Task description: Give the number of lines in these entries that contain "browser", and nothing more.

[Start of Attachment]

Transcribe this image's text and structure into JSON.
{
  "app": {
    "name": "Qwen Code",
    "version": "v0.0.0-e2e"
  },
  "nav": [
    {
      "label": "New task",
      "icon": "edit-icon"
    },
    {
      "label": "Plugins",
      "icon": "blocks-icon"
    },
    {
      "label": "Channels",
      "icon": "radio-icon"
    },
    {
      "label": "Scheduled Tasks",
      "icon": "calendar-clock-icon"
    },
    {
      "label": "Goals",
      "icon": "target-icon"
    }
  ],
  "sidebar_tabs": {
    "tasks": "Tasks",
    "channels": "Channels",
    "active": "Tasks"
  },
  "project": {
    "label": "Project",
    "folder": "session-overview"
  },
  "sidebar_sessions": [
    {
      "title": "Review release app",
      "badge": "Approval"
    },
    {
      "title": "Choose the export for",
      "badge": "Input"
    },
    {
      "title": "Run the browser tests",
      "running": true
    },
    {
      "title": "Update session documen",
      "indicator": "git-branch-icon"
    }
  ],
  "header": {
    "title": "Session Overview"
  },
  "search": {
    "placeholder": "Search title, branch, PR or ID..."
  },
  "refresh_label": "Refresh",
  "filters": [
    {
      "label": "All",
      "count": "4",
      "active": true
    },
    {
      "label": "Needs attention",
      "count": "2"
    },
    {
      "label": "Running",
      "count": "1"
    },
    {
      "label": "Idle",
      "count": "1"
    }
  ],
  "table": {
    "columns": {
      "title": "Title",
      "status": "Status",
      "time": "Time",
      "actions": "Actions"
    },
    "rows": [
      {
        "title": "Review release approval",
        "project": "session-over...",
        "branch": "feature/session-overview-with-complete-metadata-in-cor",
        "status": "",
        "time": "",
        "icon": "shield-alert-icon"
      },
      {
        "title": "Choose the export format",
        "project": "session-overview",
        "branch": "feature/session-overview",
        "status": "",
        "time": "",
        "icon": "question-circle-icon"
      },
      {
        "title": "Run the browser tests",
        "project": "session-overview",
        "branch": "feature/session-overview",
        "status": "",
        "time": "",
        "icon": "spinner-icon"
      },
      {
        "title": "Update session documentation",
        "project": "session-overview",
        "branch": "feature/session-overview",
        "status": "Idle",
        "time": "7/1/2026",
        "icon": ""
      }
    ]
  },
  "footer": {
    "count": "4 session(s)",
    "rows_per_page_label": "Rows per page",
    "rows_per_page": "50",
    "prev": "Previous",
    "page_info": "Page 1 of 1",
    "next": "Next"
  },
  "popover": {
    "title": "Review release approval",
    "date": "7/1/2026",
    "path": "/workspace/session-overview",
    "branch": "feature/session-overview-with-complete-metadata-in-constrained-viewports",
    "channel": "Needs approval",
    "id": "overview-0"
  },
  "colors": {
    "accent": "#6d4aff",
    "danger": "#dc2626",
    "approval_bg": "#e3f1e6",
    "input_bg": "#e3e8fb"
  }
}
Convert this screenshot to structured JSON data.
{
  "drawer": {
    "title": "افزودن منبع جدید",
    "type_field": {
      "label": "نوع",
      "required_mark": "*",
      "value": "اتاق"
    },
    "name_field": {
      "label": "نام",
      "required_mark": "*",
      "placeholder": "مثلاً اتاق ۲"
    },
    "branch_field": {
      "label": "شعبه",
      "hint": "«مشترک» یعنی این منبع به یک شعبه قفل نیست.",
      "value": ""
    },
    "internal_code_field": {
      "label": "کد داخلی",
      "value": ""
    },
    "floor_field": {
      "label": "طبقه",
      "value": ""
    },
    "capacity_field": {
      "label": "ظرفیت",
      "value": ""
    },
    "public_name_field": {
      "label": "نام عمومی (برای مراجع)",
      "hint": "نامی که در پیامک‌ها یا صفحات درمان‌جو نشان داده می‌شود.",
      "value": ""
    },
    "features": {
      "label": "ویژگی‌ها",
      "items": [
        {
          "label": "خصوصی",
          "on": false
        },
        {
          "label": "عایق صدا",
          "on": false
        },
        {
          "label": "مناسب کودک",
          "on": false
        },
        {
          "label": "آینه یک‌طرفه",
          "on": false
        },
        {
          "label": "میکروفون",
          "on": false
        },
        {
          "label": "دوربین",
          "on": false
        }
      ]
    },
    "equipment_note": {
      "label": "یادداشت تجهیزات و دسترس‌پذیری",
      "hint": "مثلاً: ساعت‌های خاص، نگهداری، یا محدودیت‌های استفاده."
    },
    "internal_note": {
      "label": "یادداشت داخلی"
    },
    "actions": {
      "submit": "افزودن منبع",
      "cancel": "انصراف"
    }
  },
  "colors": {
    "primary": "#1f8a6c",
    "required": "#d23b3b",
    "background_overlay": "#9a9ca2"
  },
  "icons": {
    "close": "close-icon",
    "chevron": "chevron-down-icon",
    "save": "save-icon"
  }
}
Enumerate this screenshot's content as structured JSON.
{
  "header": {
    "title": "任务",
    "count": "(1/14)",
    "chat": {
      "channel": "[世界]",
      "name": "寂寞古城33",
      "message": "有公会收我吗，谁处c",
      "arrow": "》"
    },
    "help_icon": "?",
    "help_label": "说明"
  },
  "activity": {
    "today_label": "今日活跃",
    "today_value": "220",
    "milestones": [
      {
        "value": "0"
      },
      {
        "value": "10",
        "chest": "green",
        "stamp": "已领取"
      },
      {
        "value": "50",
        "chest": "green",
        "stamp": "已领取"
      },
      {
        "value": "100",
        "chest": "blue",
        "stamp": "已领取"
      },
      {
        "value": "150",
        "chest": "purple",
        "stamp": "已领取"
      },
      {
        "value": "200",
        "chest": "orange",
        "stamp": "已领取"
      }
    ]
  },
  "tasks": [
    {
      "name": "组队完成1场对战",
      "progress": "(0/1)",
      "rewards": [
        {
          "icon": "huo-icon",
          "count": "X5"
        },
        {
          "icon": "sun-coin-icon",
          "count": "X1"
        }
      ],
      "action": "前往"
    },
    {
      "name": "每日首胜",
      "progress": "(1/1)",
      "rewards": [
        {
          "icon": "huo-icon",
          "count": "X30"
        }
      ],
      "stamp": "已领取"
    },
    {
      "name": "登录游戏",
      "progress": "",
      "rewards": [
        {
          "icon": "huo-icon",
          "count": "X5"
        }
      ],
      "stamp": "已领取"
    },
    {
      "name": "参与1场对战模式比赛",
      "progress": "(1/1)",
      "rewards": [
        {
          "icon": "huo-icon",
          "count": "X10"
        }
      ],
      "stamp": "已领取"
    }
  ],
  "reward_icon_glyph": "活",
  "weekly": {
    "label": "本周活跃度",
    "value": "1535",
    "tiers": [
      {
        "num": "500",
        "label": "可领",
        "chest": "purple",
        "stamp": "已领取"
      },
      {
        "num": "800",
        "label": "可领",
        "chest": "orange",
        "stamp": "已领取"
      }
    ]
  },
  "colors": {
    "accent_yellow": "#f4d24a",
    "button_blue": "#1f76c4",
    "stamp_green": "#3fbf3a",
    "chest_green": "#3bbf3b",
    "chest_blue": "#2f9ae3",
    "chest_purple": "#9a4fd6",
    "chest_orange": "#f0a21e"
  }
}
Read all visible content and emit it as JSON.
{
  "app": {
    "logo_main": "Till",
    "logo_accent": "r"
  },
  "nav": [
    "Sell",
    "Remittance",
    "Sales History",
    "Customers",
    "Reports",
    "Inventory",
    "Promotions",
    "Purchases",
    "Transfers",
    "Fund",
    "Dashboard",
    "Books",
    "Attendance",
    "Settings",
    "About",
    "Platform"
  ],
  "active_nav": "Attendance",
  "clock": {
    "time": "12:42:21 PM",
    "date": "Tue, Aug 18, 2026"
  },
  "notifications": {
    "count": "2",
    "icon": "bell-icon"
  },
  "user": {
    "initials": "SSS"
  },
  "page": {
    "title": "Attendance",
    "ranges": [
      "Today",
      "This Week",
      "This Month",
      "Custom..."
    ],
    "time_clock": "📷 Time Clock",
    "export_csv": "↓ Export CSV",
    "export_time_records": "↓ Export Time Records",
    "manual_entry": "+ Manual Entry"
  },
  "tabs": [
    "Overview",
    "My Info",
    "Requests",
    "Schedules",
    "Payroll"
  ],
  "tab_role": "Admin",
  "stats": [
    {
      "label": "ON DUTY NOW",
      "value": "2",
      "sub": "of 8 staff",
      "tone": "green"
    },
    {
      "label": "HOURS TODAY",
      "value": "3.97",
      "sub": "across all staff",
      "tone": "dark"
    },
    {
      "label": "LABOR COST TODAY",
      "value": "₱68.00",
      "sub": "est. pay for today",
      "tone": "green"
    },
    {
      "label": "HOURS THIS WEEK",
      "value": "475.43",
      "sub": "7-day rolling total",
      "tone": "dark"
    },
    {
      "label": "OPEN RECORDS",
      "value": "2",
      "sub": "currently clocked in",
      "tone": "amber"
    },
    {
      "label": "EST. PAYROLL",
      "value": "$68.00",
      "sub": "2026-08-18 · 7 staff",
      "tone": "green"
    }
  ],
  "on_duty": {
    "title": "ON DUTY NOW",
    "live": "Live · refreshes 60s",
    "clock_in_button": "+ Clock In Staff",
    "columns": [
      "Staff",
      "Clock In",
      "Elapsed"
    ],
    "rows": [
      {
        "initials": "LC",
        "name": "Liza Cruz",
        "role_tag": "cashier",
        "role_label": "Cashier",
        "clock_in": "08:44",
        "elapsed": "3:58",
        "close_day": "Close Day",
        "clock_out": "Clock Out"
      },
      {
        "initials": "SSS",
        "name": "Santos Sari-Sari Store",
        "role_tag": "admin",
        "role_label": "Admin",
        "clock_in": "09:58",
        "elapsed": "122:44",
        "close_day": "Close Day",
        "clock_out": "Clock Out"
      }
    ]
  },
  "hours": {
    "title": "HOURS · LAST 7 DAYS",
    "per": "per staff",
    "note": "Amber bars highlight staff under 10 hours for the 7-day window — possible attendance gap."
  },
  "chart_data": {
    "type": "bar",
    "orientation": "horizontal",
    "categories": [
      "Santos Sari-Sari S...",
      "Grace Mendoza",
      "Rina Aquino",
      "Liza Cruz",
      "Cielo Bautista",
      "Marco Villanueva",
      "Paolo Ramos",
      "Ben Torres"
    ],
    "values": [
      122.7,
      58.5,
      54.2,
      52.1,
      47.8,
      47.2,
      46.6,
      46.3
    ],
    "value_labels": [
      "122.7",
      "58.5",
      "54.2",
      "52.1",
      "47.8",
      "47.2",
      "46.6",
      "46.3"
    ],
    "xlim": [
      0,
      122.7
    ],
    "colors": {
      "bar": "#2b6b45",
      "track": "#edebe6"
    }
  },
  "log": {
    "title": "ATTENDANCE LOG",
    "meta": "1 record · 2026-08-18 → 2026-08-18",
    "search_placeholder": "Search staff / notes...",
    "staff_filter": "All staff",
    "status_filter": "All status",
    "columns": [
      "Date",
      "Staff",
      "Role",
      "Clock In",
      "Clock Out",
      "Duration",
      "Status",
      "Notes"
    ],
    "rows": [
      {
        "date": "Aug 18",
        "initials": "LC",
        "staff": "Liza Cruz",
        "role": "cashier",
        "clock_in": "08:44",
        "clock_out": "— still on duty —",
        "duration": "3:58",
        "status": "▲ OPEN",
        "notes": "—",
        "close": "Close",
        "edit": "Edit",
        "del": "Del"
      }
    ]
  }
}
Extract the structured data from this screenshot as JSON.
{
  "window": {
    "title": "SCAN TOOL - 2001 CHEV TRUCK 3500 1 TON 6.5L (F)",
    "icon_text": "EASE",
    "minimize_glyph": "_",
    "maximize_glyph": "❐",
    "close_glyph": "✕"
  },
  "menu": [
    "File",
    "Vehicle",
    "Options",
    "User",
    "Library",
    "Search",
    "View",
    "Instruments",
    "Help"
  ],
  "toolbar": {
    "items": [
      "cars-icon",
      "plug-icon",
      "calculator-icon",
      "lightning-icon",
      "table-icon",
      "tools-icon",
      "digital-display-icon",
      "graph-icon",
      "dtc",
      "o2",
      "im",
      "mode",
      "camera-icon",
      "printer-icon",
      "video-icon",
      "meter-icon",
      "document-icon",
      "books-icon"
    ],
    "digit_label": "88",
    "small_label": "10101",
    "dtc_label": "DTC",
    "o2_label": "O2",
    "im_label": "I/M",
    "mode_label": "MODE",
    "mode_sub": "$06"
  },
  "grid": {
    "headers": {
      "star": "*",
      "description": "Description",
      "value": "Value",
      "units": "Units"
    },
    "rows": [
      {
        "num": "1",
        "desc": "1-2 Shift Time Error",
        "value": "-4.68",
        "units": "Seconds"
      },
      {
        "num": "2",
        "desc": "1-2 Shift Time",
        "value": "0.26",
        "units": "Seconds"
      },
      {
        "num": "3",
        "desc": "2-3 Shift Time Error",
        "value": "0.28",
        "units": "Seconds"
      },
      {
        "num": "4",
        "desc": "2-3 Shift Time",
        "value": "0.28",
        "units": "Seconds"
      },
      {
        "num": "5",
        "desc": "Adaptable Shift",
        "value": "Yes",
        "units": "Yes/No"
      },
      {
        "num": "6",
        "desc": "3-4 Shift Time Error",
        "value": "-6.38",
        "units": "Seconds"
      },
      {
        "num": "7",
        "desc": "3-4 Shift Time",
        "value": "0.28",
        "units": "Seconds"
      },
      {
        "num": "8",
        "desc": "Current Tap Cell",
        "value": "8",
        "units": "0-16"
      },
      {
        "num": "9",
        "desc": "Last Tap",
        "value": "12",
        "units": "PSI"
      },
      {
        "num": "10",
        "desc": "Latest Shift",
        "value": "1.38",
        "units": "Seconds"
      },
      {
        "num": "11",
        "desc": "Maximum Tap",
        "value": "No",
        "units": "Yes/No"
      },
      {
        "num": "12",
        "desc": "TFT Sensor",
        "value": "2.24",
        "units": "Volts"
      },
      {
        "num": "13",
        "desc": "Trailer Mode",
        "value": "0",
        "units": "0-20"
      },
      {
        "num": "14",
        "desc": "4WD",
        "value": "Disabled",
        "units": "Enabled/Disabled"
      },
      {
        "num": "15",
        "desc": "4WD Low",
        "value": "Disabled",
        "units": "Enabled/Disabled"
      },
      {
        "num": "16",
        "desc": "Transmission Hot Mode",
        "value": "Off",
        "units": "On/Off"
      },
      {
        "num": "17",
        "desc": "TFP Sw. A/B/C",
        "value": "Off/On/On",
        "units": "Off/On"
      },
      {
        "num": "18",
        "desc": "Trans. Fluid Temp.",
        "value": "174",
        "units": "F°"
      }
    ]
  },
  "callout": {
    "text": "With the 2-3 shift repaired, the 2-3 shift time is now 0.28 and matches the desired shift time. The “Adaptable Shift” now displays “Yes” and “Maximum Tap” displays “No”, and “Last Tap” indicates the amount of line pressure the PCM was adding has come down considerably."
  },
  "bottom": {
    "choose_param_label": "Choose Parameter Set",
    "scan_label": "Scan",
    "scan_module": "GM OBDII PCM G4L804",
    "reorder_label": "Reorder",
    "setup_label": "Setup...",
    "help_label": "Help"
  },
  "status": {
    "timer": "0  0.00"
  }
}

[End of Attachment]

Final answer: 2